      Few nutrition topics are in a more constant state of froth than the place of dairy in a healthful diet, writes U.S. News blogger David Katz. And that's really saying something, because nutrition topics in general are pretty frothy.

      I have made my case now, more than once, that despite our decidedly imperfect knowledge of nutrition, we do have actual knowledge of nutrition—and that it is the basis for opinions worth sharing. Knowledge and expertise should be the basis of widely disseminated opinions about nutrition, just as they are the basis for such opinions in engineering, architecture, and rocket science.

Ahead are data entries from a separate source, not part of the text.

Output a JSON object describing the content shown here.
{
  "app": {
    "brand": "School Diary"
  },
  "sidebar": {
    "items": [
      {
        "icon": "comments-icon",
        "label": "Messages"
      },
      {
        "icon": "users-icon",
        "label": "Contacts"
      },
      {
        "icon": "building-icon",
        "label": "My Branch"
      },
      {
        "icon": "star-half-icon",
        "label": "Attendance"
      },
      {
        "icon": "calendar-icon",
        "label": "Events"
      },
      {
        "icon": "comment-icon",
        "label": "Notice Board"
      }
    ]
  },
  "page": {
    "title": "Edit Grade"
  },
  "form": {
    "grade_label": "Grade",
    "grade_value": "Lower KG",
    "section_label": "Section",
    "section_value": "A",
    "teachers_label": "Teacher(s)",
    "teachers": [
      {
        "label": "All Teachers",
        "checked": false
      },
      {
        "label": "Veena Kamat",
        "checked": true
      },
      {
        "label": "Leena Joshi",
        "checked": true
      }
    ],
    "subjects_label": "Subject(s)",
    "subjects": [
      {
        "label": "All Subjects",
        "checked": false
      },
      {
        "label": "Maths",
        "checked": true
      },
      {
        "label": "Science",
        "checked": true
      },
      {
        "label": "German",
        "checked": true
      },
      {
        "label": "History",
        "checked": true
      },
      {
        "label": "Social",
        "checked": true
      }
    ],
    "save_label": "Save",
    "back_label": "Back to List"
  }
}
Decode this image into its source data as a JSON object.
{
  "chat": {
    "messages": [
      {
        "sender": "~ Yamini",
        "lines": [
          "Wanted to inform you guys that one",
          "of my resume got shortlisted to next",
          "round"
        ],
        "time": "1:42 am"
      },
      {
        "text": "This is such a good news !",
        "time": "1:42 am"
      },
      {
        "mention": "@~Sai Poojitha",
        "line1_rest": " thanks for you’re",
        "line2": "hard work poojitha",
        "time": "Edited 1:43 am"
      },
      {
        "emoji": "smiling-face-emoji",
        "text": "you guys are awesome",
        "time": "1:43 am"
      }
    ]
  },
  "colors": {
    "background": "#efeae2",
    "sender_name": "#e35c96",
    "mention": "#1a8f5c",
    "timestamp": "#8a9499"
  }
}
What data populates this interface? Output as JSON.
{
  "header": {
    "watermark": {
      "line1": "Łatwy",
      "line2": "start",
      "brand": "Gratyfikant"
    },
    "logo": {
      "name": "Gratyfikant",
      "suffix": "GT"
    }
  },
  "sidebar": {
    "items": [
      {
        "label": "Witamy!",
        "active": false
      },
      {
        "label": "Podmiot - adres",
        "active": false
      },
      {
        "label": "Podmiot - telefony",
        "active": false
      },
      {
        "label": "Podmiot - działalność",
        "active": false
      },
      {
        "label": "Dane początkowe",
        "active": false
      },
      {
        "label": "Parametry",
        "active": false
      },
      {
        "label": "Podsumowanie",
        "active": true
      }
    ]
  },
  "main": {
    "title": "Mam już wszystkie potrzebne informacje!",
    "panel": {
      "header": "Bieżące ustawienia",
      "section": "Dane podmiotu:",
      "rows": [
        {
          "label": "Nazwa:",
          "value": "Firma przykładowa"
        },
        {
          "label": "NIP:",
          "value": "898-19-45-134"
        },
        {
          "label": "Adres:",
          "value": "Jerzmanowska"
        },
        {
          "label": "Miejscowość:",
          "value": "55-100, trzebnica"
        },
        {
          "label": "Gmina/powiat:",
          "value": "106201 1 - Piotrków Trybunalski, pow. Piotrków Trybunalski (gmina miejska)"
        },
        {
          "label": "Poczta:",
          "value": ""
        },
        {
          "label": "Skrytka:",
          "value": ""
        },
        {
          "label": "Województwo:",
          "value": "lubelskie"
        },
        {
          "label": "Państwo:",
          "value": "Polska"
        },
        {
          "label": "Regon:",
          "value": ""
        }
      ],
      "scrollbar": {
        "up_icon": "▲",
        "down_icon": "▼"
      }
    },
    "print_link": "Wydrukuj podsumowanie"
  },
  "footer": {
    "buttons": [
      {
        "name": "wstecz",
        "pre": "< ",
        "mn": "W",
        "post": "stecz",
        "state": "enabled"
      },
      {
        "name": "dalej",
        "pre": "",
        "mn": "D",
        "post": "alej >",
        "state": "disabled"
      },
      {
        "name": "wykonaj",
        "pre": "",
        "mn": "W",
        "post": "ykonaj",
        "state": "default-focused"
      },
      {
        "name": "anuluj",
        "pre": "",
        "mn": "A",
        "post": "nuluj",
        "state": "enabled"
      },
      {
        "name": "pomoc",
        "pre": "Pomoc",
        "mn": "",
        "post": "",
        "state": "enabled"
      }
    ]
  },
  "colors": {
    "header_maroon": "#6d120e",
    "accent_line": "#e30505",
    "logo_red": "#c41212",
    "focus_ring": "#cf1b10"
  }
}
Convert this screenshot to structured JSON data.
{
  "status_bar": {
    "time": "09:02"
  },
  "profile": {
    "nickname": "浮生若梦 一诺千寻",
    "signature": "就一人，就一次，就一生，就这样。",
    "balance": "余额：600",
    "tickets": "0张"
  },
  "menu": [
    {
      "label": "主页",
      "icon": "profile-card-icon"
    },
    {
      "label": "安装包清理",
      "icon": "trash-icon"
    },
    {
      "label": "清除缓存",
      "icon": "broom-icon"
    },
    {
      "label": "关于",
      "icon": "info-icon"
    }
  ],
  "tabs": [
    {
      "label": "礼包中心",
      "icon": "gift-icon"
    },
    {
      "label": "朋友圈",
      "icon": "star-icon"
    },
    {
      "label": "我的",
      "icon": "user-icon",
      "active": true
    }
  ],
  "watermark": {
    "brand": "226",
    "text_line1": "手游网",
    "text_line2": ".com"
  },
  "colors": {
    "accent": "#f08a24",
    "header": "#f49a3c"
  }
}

      But nutrition is perennially in a second-rate henhouse, where not only are those with no particular knowledge of hens invited to stand guard and opine, but so, too, are the foxes. In the case of nutrition, that means those who have a specific food-marketing agenda are not only at liberty to disseminate views about what's good to eat, but even to design measurement scales of nutritional quality that the world seems willing to take seriously. It would be as if Dell's assessment of the new MacBook carried exactly the same weight as that of Computerworld or Consumer Reports. Really, it's that weird. [Read more: Is Dairy Healthy or Not?]